Eventually, I heard the song and thought, "Hey, they're like me! I suppose I could call myself that too." So I did.

Monday, August 4, 2008

Billy Beane - Genius?

Editor's Note: I refuse to give into the temptation of every couple (or nine) months starting off a blog post, "So, I haven't posted in a while..." Dang. Failed. Gave into temptation. Again.

Anyway, I wanted to put something here to show the world that "Brad is not dead" (tm) so I'm throwing a few paragraphs of a post from a sports message board. It was in response to someone questioning Billy Beane's (Oakland Athletics General Manager) status as a "genius" with regards to baseball management.

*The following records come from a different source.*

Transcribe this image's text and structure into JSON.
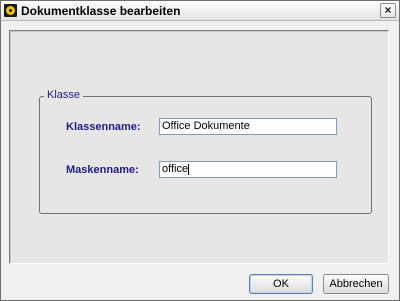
{
  "window": {
    "title": "Dokumentklasse bearbeiten",
    "close_label": "×"
  },
  "group": {
    "legend": "Klasse"
  },
  "fields": {
    "klassenname_label": "Klassenname:",
    "klassenname_value": "Office Dokumente",
    "maskenname_label": "Maskenname:",
    "maskenname_value": "office"
  },
  "buttons": {
    "ok_label": "OK",
    "cancel_label": "Abbrechen"
  },
  "icons": {
    "app": "app-icon",
    "close": "close-icon"
  },
  "colors": {
    "label_text": "#1d1d8b",
    "panel_bg": "#e6e6e6",
    "window_bg": "#f0f0f0"
  }
}
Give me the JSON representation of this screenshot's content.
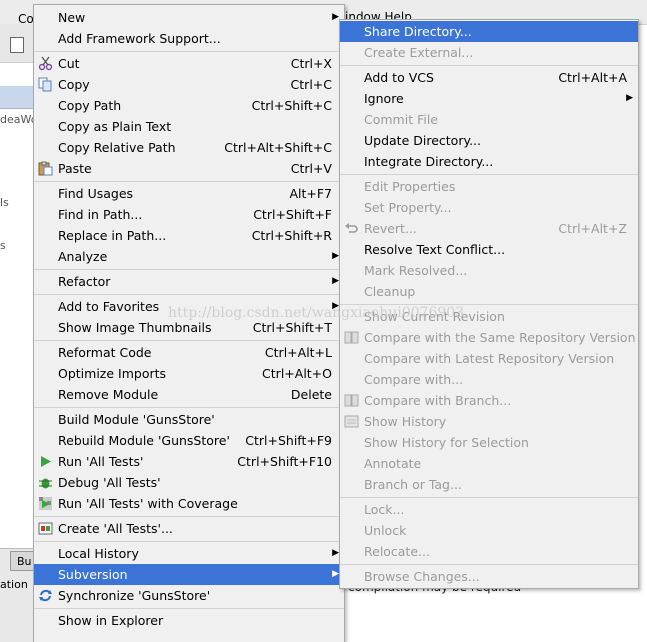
{
  "background": {
    "top_text": "indow   Help",
    "tab_fragment": "Co",
    "side_label_1": "deaWo",
    "side_label_2": "ls",
    "side_label_3": "s",
    "bottom_tab": "Bu",
    "bottom_label": "ation",
    "status_text": "compilation may be required"
  },
  "watermark": "http://blog.csdn.net/wangxiaohui0076903",
  "left_menu": [
    {
      "label": "New",
      "shortcut": "",
      "submenu": true,
      "icon": ""
    },
    {
      "label": "Add Framework Support...",
      "shortcut": "",
      "icon": ""
    },
    {
      "sep": true
    },
    {
      "label": "Cut",
      "shortcut": "Ctrl+X",
      "icon": "scissors-icon"
    },
    {
      "label": "Copy",
      "shortcut": "Ctrl+C",
      "icon": "copy-icon"
    },
    {
      "label": "Copy Path",
      "shortcut": "Ctrl+Shift+C",
      "icon": ""
    },
    {
      "label": "Copy as Plain Text",
      "shortcut": "",
      "icon": ""
    },
    {
      "label": "Copy Relative Path",
      "shortcut": "Ctrl+Alt+Shift+C",
      "icon": ""
    },
    {
      "label": "Paste",
      "shortcut": "Ctrl+V",
      "icon": "paste-icon"
    },
    {
      "sep": true
    },
    {
      "label": "Find Usages",
      "shortcut": "Alt+F7",
      "icon": ""
    },
    {
      "label": "Find in Path...",
      "shortcut": "Ctrl+Shift+F",
      "icon": ""
    },
    {
      "label": "Replace in Path...",
      "shortcut": "Ctrl+Shift+R",
      "icon": ""
    },
    {
      "label": "Analyze",
      "shortcut": "",
      "submenu": true,
      "icon": ""
    },
    {
      "sep": true
    },
    {
      "label": "Refactor",
      "shortcut": "",
      "submenu": true,
      "icon": ""
    },
    {
      "sep": true
    },
    {
      "label": "Add to Favorites",
      "shortcut": "",
      "submenu": true,
      "icon": ""
    },
    {
      "label": "Show Image Thumbnails",
      "shortcut": "Ctrl+Shift+T",
      "icon": ""
    },
    {
      "sep": true
    },
    {
      "label": "Reformat Code",
      "shortcut": "Ctrl+Alt+L",
      "icon": ""
    },
    {
      "label": "Optimize Imports",
      "shortcut": "Ctrl+Alt+O",
      "icon": ""
    },
    {
      "label": "Remove Module",
      "shortcut": "Delete",
      "icon": ""
    },
    {
      "sep": true
    },
    {
      "label": "Build Module 'GunsStore'",
      "shortcut": "",
      "icon": ""
    },
    {
      "label": "Rebuild Module 'GunsStore'",
      "shortcut": "Ctrl+Shift+F9",
      "icon": ""
    },
    {
      "label": "Run 'All Tests'",
      "shortcut": "Ctrl+Shift+F10",
      "icon": "run-icon"
    },
    {
      "label": "Debug 'All Tests'",
      "shortcut": "",
      "icon": "debug-icon"
    },
    {
      "label": "Run 'All Tests' with Coverage",
      "shortcut": "",
      "icon": "coverage-icon"
    },
    {
      "sep": true
    },
    {
      "label": "Create 'All Tests'...",
      "shortcut": "",
      "icon": "create-test-icon"
    },
    {
      "sep": true
    },
    {
      "label": "Local History",
      "shortcut": "",
      "submenu": true,
      "icon": ""
    },
    {
      "label": "Subversion",
      "shortcut": "",
      "submenu": true,
      "selected": true,
      "icon": ""
    },
    {
      "label": "Synchronize 'GunsStore'",
      "shortcut": "",
      "icon": "sync-icon"
    },
    {
      "sep": true
    },
    {
      "label": "Show in Explorer",
      "shortcut": "",
      "icon": ""
    }
  ],
  "right_menu": [
    {
      "label": "Share Directory...",
      "selected": true
    },
    {
      "label": "Create External...",
      "disabled": true
    },
    {
      "sep": true
    },
    {
      "label": "Add to VCS",
      "shortcut": "Ctrl+Alt+A"
    },
    {
      "label": "Ignore",
      "submenu": true
    },
    {
      "label": "Commit File",
      "disabled": true
    },
    {
      "label": "Update Directory..."
    },
    {
      "label": "Integrate Directory..."
    },
    {
      "sep": true
    },
    {
      "label": "Edit Properties",
      "disabled": true
    },
    {
      "label": "Set Property...",
      "disabled": true
    },
    {
      "label": "Revert...",
      "shortcut": "Ctrl+Alt+Z",
      "disabled": true,
      "icon": "revert-icon"
    },
    {
      "label": "Resolve Text Conflict..."
    },
    {
      "label": "Mark Resolved...",
      "disabled": true
    },
    {
      "label": "Cleanup",
      "disabled": true
    },
    {
      "sep": true
    },
    {
      "label": "Show Current Revision",
      "disabled": true
    },
    {
      "label": "Compare with the Same Repository Version",
      "disabled": true,
      "icon": "compare-icon"
    },
    {
      "label": "Compare with Latest Repository Version",
      "disabled": true
    },
    {
      "label": "Compare with...",
      "disabled": true
    },
    {
      "label": "Compare with Branch...",
      "disabled": true,
      "icon": "compare-icon"
    },
    {
      "label": "Show History",
      "disabled": true,
      "icon": "history-icon"
    },
    {
      "label": "Show History for Selection",
      "disabled": true
    },
    {
      "label": "Annotate",
      "disabled": true
    },
    {
      "label": "Branch or Tag...",
      "disabled": true
    },
    {
      "sep": true
    },
    {
      "label": "Lock...",
      "disabled": true
    },
    {
      "label": "Unlock",
      "disabled": true
    },
    {
      "label": "Relocate...",
      "disabled": true
    },
    {
      "sep": true
    },
    {
      "label": "Browse Changes...",
      "disabled": true
    }
  ],
  "colors": {
    "selection": "#3b74d6",
    "menu_bg": "#f0f0f0",
    "disabled": "#9b9b9b"
  }
}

It's funny that not until the past two years (last year while injuries ran rampant and this year in a rebuilding year) did anyone ever question Billy Beane. You know why? Because he was winning. And on a budget not even close to his competition in the AL (Angels, Yankees, Red Sox).

While the skepticism is understandable, I think that Billy Beane's "genius status" among MLB general managers is rightly placed. He was named general manager of the Athletics in 1997, and in just a few short years he was able to turn around a team that was was averaging 73 wins a season (.454 pct) into a team that went 664-469 from 2000-2006, a .586 winning percentage (average of 95 wins a season). How many other general managers have done that? Not just that, but he did it with a payroll that was one of the lowest in the majors! The Athletics made the playoffs five times in those seven years, how many other teams made the playoffs that consistently?

Only the Yankees had a higher winning percentage from 2000-2006 and made more playoff appearances, and we all know how tough that was for them with their payroll constraints (sarcasm). The Braves and Cardinals had six playoff appearances in seven years, but fewer wins over that period (and Braves and Cardinals fans can probably speak to their budget comparison to the Athletics better than I can), though you have to admit that they were in the weaker league.

Some might argue that because Billy Beane has not won a World Series it means that he doesn't belong in the upper echelon of MLB GMs. But if you add up the Athletics win totals from 2000-2006 (ranking them 2nd, just a few wins behind the Yankees) it shows that he obviously knows how to give a team the tools they need to win a championship, but it's up to them to perform (and not be injured) during that time.

I would say the simple fact that Billy Beane has built an organization that competes with (and usually beats!) teams spending four and five times as much on payroll puts Billy Beane in pretty exclusive company. I suppose it all depends on how you define genius.